WHAT NEEDS TO BE DONE
Which lines of the data hold the word "icon"? Copy all of them.

#### SUPPLIED INFORMATION

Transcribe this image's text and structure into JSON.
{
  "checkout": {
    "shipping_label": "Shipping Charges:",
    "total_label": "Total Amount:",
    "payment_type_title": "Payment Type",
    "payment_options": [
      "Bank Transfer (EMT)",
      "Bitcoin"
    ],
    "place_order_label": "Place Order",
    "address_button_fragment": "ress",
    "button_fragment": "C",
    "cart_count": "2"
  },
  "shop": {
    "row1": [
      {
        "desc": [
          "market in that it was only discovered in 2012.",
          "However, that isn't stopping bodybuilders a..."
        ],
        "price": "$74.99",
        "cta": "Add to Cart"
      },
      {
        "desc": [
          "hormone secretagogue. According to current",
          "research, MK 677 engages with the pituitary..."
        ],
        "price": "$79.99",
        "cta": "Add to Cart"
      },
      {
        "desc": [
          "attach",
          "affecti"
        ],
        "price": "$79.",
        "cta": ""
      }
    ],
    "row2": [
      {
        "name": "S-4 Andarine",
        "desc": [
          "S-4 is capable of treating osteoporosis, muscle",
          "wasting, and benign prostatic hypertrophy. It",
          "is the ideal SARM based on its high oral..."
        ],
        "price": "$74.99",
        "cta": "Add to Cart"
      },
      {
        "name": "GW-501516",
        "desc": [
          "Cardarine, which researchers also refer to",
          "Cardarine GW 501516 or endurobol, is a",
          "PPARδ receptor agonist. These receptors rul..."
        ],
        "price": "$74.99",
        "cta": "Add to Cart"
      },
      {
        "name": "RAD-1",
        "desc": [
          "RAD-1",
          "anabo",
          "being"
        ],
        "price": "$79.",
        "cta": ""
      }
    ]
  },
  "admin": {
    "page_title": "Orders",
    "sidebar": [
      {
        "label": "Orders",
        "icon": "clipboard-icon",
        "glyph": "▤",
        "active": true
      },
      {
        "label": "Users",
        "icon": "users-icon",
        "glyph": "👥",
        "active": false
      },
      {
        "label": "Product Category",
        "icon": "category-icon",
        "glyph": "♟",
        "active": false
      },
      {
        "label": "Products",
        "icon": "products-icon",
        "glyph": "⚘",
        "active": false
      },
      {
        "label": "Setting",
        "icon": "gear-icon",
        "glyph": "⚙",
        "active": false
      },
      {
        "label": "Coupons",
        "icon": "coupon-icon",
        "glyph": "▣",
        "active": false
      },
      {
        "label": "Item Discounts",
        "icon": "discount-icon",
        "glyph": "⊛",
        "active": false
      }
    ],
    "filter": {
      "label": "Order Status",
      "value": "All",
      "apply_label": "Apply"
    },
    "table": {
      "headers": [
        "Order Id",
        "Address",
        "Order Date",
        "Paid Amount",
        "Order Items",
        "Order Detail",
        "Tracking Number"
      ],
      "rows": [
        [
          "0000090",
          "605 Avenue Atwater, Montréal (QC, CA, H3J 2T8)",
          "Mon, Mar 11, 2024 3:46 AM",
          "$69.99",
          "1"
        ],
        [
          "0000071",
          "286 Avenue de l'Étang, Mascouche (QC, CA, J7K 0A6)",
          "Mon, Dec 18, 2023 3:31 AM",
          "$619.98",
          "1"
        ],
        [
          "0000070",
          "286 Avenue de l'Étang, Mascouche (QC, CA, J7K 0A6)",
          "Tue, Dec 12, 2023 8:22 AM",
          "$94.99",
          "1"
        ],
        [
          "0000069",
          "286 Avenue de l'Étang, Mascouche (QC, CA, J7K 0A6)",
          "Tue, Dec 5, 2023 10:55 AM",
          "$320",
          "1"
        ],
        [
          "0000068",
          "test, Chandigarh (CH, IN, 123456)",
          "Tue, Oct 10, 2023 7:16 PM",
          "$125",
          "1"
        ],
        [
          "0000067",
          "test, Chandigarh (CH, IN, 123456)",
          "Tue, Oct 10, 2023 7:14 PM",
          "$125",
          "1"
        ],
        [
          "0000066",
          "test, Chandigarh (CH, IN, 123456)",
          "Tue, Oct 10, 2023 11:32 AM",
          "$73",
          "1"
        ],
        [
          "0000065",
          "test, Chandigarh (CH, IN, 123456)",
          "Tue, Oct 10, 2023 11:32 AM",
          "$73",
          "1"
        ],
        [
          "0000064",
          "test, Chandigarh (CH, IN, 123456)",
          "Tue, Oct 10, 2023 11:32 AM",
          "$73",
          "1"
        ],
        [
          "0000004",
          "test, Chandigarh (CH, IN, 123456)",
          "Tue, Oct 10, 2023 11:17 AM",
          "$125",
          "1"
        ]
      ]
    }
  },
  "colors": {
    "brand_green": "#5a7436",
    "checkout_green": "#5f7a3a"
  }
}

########

SOLUTION FOR THIS PROBLEM
        "icon": "clipboard-icon",
        "icon": "users-icon",
        "icon": "category-icon",
        "icon": "products-icon",
        "icon": "gear-icon",
        "icon": "coupon-icon",
        "icon": "discount-icon",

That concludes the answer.